David Wondrich: ‘How Pennsylvania Rye Whiskey Lost Its Way’

David Wondrich:

Scan a menu in a craft cocktail bar and it’s a lead-pipe cinch you’ll find something on it made with rye — straight rye whiskey, that is, made right here in the United States. For drinkers under, say, 35, it’s even a given. But those of us older than that can recall the days when if you asked for a rye Manhattan they would give you something made with Canadian “rye,” which oddly enough can be made with no rye in it at all. Indeed, things got so bad that the whole category almost completely disappeared. The troubles really began at the turn of the century with World War I and Prohibition on the horizon and then they only got worse.

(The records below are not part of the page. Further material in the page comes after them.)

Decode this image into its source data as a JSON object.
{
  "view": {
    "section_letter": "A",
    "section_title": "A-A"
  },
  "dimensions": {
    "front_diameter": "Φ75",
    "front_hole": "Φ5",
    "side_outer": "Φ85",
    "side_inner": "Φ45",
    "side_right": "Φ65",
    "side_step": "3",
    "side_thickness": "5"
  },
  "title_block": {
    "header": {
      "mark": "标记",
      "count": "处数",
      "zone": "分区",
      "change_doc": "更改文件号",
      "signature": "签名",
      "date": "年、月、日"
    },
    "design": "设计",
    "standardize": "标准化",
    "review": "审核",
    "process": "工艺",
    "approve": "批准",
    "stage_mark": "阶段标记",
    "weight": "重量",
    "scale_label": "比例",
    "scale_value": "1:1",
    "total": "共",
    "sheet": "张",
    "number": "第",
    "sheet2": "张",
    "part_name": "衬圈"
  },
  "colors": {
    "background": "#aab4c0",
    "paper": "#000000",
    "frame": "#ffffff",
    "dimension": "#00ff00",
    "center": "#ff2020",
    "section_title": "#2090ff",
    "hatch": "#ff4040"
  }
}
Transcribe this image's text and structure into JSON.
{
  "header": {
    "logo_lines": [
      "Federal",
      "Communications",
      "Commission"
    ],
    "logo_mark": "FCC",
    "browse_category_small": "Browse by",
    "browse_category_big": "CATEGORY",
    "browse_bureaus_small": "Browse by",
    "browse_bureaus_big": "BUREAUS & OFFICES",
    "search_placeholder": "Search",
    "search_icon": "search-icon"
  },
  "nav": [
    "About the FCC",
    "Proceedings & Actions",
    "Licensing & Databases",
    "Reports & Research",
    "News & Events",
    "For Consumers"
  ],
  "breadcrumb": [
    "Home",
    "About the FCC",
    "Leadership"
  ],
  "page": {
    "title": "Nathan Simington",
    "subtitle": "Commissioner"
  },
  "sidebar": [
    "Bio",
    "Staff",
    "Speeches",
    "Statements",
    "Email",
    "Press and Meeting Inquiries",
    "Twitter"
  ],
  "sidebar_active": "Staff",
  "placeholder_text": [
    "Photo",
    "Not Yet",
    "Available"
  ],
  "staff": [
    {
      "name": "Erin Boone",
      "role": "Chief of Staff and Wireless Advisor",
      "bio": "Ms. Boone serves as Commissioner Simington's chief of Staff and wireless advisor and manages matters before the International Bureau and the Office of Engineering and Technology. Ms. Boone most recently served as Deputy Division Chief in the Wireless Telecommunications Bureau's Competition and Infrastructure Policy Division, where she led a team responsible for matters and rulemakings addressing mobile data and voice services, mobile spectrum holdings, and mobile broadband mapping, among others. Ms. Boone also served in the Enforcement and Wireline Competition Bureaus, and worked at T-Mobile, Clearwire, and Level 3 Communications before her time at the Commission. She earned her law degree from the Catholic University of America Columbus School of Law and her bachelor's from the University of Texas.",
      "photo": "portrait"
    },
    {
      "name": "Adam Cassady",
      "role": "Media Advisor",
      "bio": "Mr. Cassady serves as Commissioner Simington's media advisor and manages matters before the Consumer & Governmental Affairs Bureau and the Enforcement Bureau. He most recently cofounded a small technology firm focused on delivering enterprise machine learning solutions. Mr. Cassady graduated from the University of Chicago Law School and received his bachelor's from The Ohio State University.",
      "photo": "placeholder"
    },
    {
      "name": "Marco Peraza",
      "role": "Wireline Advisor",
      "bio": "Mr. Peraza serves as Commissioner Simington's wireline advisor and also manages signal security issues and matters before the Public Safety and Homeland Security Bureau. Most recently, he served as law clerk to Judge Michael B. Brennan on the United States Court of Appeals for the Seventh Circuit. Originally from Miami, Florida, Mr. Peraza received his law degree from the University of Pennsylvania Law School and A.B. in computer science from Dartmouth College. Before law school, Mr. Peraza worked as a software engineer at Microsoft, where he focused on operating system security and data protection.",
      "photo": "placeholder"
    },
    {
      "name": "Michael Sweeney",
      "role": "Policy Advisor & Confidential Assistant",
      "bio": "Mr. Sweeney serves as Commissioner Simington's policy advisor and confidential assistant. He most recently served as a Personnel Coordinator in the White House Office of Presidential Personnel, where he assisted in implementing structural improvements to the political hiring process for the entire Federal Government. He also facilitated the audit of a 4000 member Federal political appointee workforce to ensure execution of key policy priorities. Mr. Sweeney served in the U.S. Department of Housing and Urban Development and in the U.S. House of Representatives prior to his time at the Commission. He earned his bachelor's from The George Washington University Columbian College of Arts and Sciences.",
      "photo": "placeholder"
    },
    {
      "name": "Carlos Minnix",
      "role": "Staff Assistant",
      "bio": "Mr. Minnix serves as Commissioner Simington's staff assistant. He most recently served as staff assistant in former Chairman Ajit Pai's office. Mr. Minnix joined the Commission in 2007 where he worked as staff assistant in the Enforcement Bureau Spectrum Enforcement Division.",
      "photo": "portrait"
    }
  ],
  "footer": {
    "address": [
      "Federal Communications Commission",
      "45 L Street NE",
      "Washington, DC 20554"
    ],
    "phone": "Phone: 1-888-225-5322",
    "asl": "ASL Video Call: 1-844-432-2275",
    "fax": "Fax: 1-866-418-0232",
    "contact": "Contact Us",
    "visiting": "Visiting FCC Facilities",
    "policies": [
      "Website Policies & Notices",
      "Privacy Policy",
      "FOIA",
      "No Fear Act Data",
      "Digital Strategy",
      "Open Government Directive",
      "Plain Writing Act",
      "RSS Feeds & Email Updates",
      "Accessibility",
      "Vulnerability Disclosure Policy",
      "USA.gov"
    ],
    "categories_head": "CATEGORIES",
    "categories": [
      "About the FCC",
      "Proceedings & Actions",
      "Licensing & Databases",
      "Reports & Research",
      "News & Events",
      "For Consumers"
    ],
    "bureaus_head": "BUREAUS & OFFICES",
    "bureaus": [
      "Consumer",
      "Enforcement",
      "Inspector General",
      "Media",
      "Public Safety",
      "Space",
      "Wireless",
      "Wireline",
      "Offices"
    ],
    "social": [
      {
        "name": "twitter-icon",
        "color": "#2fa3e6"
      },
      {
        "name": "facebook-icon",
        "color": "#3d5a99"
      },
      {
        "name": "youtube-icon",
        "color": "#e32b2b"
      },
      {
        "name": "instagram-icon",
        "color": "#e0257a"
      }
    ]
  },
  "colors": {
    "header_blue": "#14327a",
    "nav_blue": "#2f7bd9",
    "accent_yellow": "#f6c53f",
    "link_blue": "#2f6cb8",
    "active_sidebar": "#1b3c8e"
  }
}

The story of Old Overholt, which I began in my last column, is really the story of the whole Mid-Atlantic rye whiskey industry, and of industrial America. The rise, the fall and the rebirth — it’s a history that to my knowledge has never been fully explored and needs to be for this style of whiskey to be more than a fad. Here is the full unabridged story of how rye whiskey, our first indigenous distilled spirit (it goes back to 1648) almost became a footnote in American history.

Fascinating story. I love rye whiskey (particularly in an Old-Fashioned), but I didn’t know any of this history.

Friday, 30 September 2016